Though Chiefs had a limited run of 20,000 hard copies, it gained popularity when released in paperback and CBS subsequently turned it into a six-hour television movie starring Charlton Heston, Danny Glover, and Billy Dee Williams. Chiefs also won the Edgar Allen Poe Award from the Mystery Writers of America.

In 2010, Woods received the Grand Prix de Littérature Policière, France’s most prestigious award for crime and detective fiction, for Imperfect Strangers.

Despite writing two or more novels each year, Stuart continued to sail throughout his career, including skippering a yacht across the Atlantic with a crew of six, calling at the Azores, Madeira, the Canary Islands, and finishing at Antigua in the Caribbean. Woods was also a licensed, instrument-rated private pilot who flew regularly around the country on his many book tours, where he loved meeting his readers.

Woods was deeply committed to the Authors Guild’s work, becoming a member in 1977 and serving on the Authors Guild Foundation Board from 2004 to 2021 then the Authors Guild Foundation Advisory Board since 2021.

“Stuart was a dear friend, and one of the most generous people you’d ever hope to meet,” said Nick Taylor, Woods’s long-time friend and past president of the Authors Guild. “He lived life on his own terms, and what a life! He loved the Authors Guild because the Guild helped him when he was working to finish his first novel. The money from the fund for struggling authors allowed him to keep his house. That novel was Chiefs, and the rest is history. His friends and readers will miss him enormously.”

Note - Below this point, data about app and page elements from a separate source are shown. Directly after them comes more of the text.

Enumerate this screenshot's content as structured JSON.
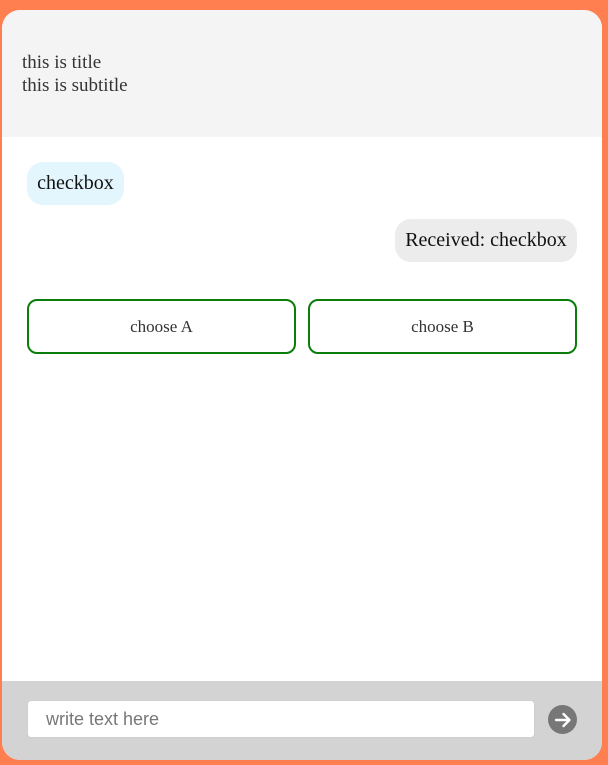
{
  "header": {
    "title": "this is title",
    "subtitle": "this is subtitle"
  },
  "messages": [
    {
      "from": "bot",
      "text": "checkbox"
    },
    {
      "from": "user",
      "text": "Received: checkbox"
    }
  ],
  "choices": [
    {
      "label": "choose A"
    },
    {
      "label": "choose B"
    }
  ],
  "composer": {
    "placeholder": "write text here",
    "send_icon": "arrow-right-circle-icon"
  },
  "colors": {
    "frame": "#ff7f50",
    "header_bg": "#f4f4f4",
    "bot_bubble": "#e4f6fd",
    "user_bubble": "#ececec",
    "choice_border": "#0a7d0a",
    "footer_bg": "#d3d3d3",
    "send_button": "#777777"
  }
}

The Authors Guild extends our deepest condolences to Woods’s wife Jeanmarie. We take comfort in knowing we have not heard the last from him, as Putnam will publish Black Dog, the 62nd book in the Stone Barrington series on August 2, and Distant Thunder, the 63rd book in the series, on October 11.